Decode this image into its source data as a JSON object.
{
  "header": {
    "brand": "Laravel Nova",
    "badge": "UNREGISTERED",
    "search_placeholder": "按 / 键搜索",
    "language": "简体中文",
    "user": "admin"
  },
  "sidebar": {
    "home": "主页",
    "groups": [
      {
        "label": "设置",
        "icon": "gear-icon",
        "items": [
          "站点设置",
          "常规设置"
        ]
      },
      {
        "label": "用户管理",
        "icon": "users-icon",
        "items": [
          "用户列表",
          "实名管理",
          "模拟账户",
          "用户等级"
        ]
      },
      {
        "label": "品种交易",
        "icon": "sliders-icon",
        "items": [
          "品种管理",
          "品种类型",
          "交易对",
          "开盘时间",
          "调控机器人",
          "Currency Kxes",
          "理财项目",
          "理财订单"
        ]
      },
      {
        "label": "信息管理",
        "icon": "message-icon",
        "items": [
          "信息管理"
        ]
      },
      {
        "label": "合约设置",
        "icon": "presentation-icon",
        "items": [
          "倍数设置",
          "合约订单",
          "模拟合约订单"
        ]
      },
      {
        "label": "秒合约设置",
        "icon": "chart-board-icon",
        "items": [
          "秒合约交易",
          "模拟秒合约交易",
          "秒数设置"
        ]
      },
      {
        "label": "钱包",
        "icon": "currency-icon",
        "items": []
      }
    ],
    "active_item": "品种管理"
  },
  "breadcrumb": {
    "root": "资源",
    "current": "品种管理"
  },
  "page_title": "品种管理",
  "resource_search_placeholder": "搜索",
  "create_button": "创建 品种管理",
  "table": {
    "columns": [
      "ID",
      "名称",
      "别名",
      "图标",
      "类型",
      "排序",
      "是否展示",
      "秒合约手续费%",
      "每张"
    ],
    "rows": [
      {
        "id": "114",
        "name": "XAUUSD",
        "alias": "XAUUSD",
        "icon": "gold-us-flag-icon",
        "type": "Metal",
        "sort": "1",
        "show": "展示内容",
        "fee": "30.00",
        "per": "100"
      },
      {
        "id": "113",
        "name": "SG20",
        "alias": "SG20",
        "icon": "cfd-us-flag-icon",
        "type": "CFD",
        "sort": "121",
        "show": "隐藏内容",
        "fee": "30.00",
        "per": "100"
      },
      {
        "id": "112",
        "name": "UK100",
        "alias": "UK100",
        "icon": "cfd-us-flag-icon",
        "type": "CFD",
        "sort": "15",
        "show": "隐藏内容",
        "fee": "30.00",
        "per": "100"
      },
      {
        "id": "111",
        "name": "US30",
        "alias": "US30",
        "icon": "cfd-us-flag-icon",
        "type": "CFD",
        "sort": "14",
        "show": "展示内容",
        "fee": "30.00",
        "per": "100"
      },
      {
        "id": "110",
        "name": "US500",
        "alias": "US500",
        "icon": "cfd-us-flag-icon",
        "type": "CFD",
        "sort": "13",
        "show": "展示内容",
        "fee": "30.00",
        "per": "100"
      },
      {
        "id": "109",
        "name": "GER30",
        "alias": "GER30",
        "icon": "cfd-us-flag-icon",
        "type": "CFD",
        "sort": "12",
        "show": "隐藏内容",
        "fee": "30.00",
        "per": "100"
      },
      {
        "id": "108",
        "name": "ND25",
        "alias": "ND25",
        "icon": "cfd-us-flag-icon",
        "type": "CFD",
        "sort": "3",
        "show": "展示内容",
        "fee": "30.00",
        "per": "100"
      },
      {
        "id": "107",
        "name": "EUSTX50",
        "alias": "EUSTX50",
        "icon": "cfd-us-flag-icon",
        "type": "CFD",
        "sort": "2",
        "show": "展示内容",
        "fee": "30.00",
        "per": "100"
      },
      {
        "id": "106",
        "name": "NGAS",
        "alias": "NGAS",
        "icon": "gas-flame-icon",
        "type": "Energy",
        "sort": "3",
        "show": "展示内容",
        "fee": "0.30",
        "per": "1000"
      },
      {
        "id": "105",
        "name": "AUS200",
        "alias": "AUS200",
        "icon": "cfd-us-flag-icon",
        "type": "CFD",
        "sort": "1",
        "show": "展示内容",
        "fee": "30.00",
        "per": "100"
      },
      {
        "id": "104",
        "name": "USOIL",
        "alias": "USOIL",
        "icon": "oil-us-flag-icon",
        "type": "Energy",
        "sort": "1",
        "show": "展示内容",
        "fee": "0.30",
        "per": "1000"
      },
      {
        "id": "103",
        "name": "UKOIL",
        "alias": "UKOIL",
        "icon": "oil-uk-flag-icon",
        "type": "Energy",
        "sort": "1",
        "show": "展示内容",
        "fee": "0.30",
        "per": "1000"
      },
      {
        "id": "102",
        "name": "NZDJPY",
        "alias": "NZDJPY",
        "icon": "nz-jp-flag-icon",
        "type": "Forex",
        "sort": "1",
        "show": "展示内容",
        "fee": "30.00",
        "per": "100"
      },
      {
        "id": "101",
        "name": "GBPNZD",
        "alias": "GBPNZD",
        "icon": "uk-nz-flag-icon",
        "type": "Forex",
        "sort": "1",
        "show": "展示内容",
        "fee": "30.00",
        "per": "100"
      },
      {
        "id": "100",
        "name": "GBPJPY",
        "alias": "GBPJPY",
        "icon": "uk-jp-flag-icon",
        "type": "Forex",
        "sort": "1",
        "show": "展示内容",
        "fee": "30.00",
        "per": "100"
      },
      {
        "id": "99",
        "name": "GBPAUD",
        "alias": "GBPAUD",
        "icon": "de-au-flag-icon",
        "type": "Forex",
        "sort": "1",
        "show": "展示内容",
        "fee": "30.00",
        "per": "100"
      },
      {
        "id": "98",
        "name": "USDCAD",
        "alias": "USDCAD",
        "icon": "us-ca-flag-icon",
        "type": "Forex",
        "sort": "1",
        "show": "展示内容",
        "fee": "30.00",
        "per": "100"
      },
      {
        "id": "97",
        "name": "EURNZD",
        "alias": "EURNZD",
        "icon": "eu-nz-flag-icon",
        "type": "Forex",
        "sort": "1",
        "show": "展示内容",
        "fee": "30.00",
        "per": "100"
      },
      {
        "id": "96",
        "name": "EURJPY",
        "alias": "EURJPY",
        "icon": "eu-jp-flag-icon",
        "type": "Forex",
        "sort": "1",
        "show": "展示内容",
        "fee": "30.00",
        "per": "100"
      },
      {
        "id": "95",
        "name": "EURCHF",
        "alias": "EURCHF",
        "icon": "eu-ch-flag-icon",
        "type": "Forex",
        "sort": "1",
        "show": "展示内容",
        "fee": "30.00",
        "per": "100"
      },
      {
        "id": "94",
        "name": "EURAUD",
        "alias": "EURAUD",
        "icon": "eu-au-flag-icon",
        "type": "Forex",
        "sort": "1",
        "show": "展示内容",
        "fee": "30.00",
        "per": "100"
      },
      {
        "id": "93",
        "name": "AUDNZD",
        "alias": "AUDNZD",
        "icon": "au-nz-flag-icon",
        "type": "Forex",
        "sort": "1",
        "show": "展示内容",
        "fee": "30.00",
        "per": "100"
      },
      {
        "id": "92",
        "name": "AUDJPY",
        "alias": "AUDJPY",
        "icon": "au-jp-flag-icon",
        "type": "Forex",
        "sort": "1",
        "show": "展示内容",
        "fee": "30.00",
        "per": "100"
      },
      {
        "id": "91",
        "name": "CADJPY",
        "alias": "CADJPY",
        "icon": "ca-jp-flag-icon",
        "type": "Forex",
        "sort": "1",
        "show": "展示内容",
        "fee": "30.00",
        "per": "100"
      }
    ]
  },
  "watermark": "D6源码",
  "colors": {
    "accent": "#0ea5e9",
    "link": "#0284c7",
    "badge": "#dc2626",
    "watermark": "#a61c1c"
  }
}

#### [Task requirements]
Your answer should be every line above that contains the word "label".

#### [Reply]
        "label": "设置",
        "label": "用户管理",
        "label": "品种交易",
        "label": "信息管理",
        "label": "合约设置",
        "label": "秒合约设置",
        "label": "钱包",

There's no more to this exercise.